About this exercise
Among the lines below, list those containing the string "into".

[Dataset records]
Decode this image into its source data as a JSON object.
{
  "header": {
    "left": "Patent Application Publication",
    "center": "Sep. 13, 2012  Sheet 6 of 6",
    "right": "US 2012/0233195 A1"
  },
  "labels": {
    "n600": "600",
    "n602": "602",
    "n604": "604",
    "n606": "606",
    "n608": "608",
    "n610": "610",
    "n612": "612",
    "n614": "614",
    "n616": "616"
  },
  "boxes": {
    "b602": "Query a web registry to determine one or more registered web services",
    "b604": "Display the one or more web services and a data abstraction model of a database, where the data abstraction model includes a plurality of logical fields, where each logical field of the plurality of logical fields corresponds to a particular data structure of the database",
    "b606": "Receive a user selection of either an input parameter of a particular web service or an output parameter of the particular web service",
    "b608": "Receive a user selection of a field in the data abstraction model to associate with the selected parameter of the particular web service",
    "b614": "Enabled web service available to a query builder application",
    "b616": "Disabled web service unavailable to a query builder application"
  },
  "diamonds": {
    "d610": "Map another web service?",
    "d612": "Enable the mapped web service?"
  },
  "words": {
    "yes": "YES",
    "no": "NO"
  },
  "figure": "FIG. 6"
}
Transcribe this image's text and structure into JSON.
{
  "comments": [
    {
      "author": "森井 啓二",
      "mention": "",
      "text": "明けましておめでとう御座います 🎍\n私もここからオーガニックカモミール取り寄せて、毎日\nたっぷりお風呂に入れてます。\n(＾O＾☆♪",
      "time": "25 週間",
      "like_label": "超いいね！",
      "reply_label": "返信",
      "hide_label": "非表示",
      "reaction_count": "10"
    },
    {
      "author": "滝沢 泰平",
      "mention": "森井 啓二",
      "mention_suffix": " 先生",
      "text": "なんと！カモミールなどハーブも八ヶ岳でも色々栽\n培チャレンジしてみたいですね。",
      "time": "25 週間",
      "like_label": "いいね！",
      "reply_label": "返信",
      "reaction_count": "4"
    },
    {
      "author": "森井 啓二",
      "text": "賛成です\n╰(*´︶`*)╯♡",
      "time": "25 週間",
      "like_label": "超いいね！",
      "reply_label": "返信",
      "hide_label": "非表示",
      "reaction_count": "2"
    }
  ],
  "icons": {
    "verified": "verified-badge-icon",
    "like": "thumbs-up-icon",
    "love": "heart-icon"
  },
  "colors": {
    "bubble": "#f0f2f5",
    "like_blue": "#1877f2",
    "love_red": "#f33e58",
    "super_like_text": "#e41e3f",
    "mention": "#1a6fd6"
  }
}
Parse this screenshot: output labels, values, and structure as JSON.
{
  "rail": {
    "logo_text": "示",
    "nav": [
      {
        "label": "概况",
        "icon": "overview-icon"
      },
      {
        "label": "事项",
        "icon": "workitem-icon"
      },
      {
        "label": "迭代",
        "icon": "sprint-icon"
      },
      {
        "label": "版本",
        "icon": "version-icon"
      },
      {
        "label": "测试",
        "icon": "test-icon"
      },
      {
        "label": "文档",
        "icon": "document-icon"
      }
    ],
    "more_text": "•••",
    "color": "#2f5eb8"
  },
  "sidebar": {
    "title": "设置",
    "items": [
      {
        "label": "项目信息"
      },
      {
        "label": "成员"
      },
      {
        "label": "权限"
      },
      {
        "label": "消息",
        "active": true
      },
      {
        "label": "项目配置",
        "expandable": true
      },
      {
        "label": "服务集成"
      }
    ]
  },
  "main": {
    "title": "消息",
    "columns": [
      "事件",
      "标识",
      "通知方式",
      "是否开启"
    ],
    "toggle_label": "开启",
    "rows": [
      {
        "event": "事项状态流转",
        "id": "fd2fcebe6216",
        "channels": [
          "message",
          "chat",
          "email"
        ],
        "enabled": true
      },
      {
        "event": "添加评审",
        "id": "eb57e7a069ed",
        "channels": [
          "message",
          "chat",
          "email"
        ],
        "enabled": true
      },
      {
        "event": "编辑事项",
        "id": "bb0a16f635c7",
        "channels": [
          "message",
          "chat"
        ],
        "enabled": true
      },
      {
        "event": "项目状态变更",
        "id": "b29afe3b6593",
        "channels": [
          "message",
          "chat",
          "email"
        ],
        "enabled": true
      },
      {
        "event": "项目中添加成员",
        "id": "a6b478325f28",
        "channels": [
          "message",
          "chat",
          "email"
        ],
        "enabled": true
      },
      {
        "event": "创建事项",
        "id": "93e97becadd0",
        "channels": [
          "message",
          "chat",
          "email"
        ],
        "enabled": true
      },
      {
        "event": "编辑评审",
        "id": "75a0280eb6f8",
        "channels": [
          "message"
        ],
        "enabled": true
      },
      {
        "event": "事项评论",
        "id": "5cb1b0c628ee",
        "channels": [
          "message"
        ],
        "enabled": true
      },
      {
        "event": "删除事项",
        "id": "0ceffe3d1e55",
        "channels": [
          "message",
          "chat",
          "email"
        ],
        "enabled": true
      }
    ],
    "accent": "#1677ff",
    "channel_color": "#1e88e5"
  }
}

Exercise solution
Decode this image into its source data as a JSON object.
Transcribe this image's text and structure into JSON.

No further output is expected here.